_EXERCISE PROMPT_: Pull out every line in the data that has the string "Série" in it.

_PROVIDED RECORDS_:
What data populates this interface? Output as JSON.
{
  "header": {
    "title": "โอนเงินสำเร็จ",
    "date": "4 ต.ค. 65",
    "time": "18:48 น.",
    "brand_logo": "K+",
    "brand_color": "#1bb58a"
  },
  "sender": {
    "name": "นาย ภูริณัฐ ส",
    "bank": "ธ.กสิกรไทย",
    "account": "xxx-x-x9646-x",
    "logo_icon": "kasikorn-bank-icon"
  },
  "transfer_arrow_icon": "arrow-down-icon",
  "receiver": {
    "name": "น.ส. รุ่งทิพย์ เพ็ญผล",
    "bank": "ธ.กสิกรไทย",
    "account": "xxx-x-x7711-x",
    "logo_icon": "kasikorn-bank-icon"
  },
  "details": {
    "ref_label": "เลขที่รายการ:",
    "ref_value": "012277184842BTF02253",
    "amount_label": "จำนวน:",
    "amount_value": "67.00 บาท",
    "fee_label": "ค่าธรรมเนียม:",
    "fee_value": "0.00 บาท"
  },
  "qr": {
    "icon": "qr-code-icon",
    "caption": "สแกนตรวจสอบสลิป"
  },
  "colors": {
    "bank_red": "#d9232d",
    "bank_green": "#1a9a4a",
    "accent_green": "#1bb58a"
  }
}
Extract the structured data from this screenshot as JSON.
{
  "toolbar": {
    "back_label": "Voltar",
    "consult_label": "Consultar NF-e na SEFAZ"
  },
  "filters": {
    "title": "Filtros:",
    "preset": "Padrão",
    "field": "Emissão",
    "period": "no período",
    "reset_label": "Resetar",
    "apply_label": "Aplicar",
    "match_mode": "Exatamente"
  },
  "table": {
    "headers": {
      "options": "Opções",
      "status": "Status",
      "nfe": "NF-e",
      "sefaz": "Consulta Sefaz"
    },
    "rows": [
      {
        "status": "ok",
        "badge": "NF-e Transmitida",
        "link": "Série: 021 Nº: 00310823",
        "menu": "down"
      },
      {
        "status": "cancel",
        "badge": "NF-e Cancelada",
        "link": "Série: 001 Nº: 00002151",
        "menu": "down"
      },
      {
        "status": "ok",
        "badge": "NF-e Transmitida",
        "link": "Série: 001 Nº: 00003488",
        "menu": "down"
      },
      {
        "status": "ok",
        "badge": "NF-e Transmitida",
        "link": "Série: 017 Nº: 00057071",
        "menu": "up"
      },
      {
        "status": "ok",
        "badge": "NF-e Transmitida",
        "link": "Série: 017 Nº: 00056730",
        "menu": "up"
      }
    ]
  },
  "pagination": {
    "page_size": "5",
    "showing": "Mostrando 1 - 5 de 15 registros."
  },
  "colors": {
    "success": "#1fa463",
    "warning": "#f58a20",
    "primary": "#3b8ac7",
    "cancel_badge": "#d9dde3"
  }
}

_TASK OUTPUT_:
        "link": "Série: 021 Nº: 00310823",
        "link": "Série: 001 Nº: 00002151",
        "link": "Série: 001 Nº: 00003488",
        "link": "Série: 017 Nº: 00057071",
        "link": "Série: 017 Nº: 00056730",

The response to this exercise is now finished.